The good news is that the rains began after most growers got corn into the ground. Plants emerged and stands were established by the time the skies opened in the month of May.

"Generally, the weather conditions from emergence until tasseling have the greatest impact on fiber digestibility," says Tim Hageman, a Pioneer dairy specialist based in Iowa. "Weather after tasseling tends to affect grain fill and starch levels more than it influences fiber digestibility."

Timing is everything: While dry conditions in early summer may actually improve neutral detergent fiber digestibility (NDFD), dry periods during reproduction and grain fill can reduce starch levels.  

"In 2015, we got the crop planted and saw fantastic emergence and stand establishment in northeast Iowa. In May, we got significant rainfall, but it hasn't been wet enough to cause concern yet about digestibility levels," Hageman says. "If it remains wet and warm through June and early July, we may face some digestibility issues."

Hageman says growers have some decisions to make if wet conditions extend through June. Unless they need the tonnage, they can raise chop height to remove the least digestible fiber components in the field. This can help balance starch and digestible fiber in the silage.

"Some growers will cut 16-20 inches off the ground," he says. "This raises both starch levels and fiber digestibility. However, growers are giving up roughly a ton of forage per acre for each 4 inches of stalk they leave in the field."

Hageman suggests scouting fields 3-4 weeks before harvest and testing plants. This can give growers information about the ideal chop height for the level of starch they want to target.

"Knowing the composition allows growers to make an informed decision about whether or not to raise chop height," he says.

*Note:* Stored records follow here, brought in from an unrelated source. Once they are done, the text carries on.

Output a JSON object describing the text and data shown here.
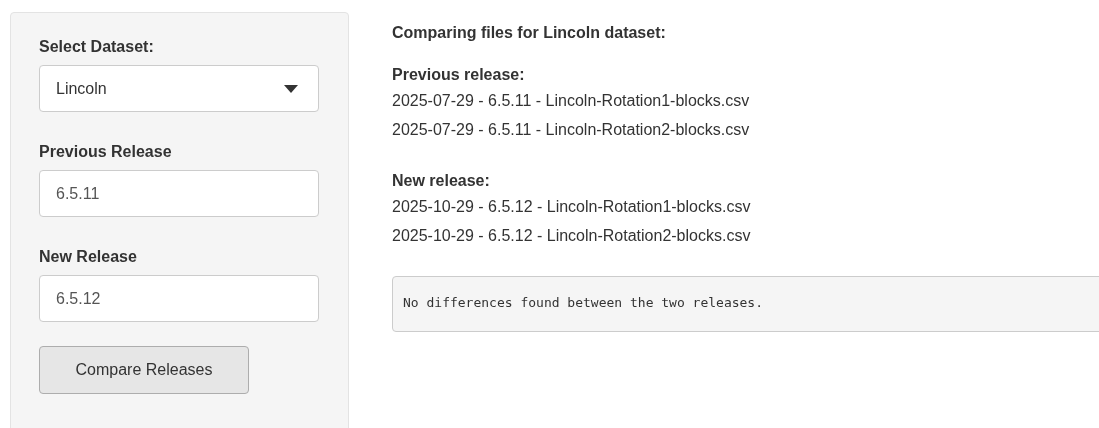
{
  "sidebar": {
    "dataset": {
      "label": "Select Dataset:",
      "value": "Lincoln"
    },
    "previous_release": {
      "label": "Previous Release",
      "value": "6.5.11"
    },
    "new_release": {
      "label": "New Release",
      "value": "6.5.12"
    },
    "button": "Compare Releases"
  },
  "main": {
    "heading": "Comparing files for Lincoln dataset:",
    "sections": [
      {
        "title": "Previous release:",
        "files": [
          "2025-07-29 - 6.5.11 - Lincoln-Rotation1-blocks.csv",
          "2025-07-29 - 6.5.11 - Lincoln-Rotation2-blocks.csv"
        ]
      },
      {
        "title": "New release:",
        "files": [
          "2025-10-29 - 6.5.12 - Lincoln-Rotation1-blocks.csv",
          "2025-10-29 - 6.5.12 - Lincoln-Rotation2-blocks.csv"
        ]
      }
    ],
    "output": "No differences found between the two releases."
  }
}
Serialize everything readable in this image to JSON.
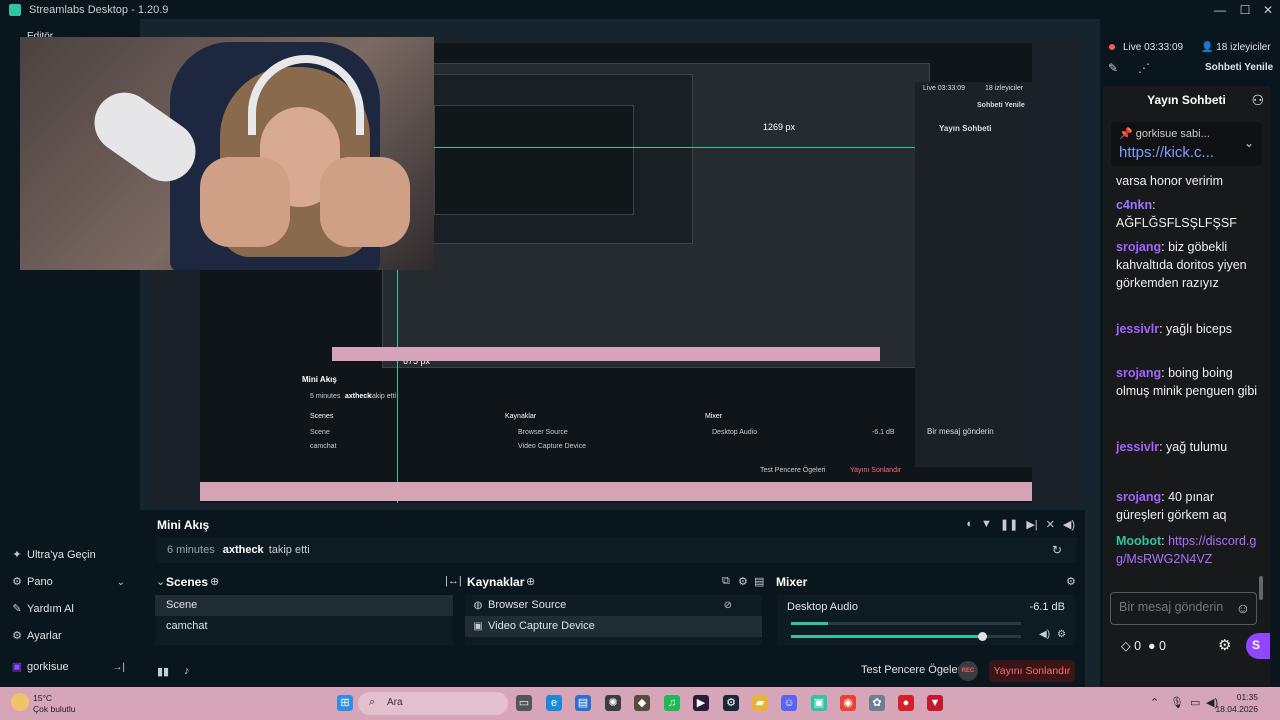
{
  "window": {
    "title": "Streamlabs Desktop - 1.20.9",
    "minimize": "—",
    "maximize": "☐",
    "close": "✕"
  },
  "sidebar": {
    "top_label": "Editör",
    "items": [
      {
        "label": "Ultra'ya Geçin",
        "icon": "sparkle-icon"
      },
      {
        "label": "Pano",
        "icon": "dashboard-icon"
      },
      {
        "label": "Yardım Al",
        "icon": "help-icon"
      },
      {
        "label": "Ayarlar",
        "icon": "gear-icon"
      },
      {
        "label": "gorkisue",
        "icon": "twitch-icon"
      }
    ],
    "logout_glyph": "→|"
  },
  "preview": {
    "nested_labels": {
      "mini_akis": "Mini Akış",
      "scenes": "Scenes",
      "kaynaklar": "Kaynaklar",
      "mixer": "Mixer",
      "scene": "Scene",
      "camchat": "camchat",
      "browser_source": "Browser Source",
      "video_capture": "Video Capture Device",
      "desktop_audio": "Desktop Audio",
      "db": "-6.1 dB",
      "test": "Test Pencere Ögeleri",
      "end": "Yayını Sonlandır",
      "follow_time": "5 minutes",
      "follow_user": "axtheck",
      "follow_text": "takip etti",
      "dims_1": "1269 px",
      "dims_2": "675 px",
      "live": "Live 03:33:09",
      "viewers": "18 izleyiciler",
      "refresh": "Sohbeti Yenile",
      "chat_title": "Yayın Sohbeti",
      "placeholder": "Bir mesaj gönderin"
    }
  },
  "chat": {
    "live_status": "Live",
    "live_time": "03:33:09",
    "viewers": "18 izleyiciler",
    "refresh_label": "Sohbeti Yenile",
    "title": "Yayın Sohbeti",
    "pinned_user": "gorkisue sabi...",
    "pinned_link": "https://kick.c...",
    "partial_line": "varsa honor veririm",
    "messages": [
      {
        "user": "c4nkn",
        "text": "AĞFLĞSFLSŞLFŞSF",
        "color": "#9d76ff"
      },
      {
        "user": "srojang",
        "text": "biz göbekli kahvaltıda doritos yiyen görkemden razıyız",
        "color": "#a463ff"
      },
      {
        "user": "jessivlr",
        "text": "yağlı biceps",
        "color": "#a463ff"
      },
      {
        "user": "srojang",
        "text": "boing boing olmuş minik penguen gibi",
        "color": "#a463ff"
      },
      {
        "user": "jessivlr",
        "text": "yağ tulumu",
        "color": "#a463ff"
      },
      {
        "user": "srojang",
        "text": "40 pınar güreşleri görkem aq",
        "color": "#a463ff"
      },
      {
        "user": "Moobot",
        "text": "https://discord.gg/MsRWG2N4VZ",
        "color": "#31c3a2"
      }
    ],
    "input_placeholder": "Bir mesaj gönderin",
    "points_a": "0",
    "points_b": "0",
    "send_label": "S"
  },
  "dock": {
    "mini_title": "Mini Akış",
    "activity": {
      "time": "6 minutes",
      "user": "axtheck",
      "text": "takip etti"
    },
    "scenes_title": "Scenes",
    "scenes": [
      {
        "name": "Scene",
        "selected": true
      },
      {
        "name": "camchat",
        "selected": false
      }
    ],
    "sources_title": "Kaynaklar",
    "sources": [
      {
        "name": "Browser Source",
        "icon": "globe-icon",
        "selected": false
      },
      {
        "name": "Video Capture Device",
        "icon": "camera-icon",
        "selected": true
      }
    ],
    "mixer_title": "Mixer",
    "mixer": {
      "name": "Desktop Audio",
      "db": "-6.1 dB",
      "volume": 0.83,
      "level": 0.16
    },
    "test_label": "Test Pencere Ögeleri",
    "rec_label": "REC",
    "end_label": "Yayını Sonlandır"
  },
  "taskbar": {
    "weather_temp": "15°C",
    "weather_desc": "Çok bulutlu",
    "search_placeholder": "Ara",
    "time": "01:35",
    "date": "18.04.2026"
  },
  "colors": {
    "accent": "#31c3a2",
    "danger": "#ff5a5f",
    "twitch": "#9147ff",
    "taskbar": "#d6a6b8"
  }
}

Growers and their nutritionists also should consider the nutritional profile of any haylage they're incorporating in the ration. Does it provide enough energy that they can chop at a lower height without impacting animal performance?

A grower who needs tonnage but is dealing with low NDFD can benefit from Pioneer fiber technology. Using Pioneers® inoculant 11CFT can uncouple lignin in the fiber that binds cellulose and hemicellulose, making these fiber sources more digestible.

"Growers need to pay attention to their fields and understand how weather impacts NDFD and starch levels," Hageman says. "They can make appropriate plans to manage their forage crops to get the most of the nutrients available."

The foregoing is provided for informational purposes only. Please consult with your nutritionist or veterinarian for suggestions specific to your operation. Product performance is variable and subject to a variety of environmental, disease, and pest pressures. Individual results may vary.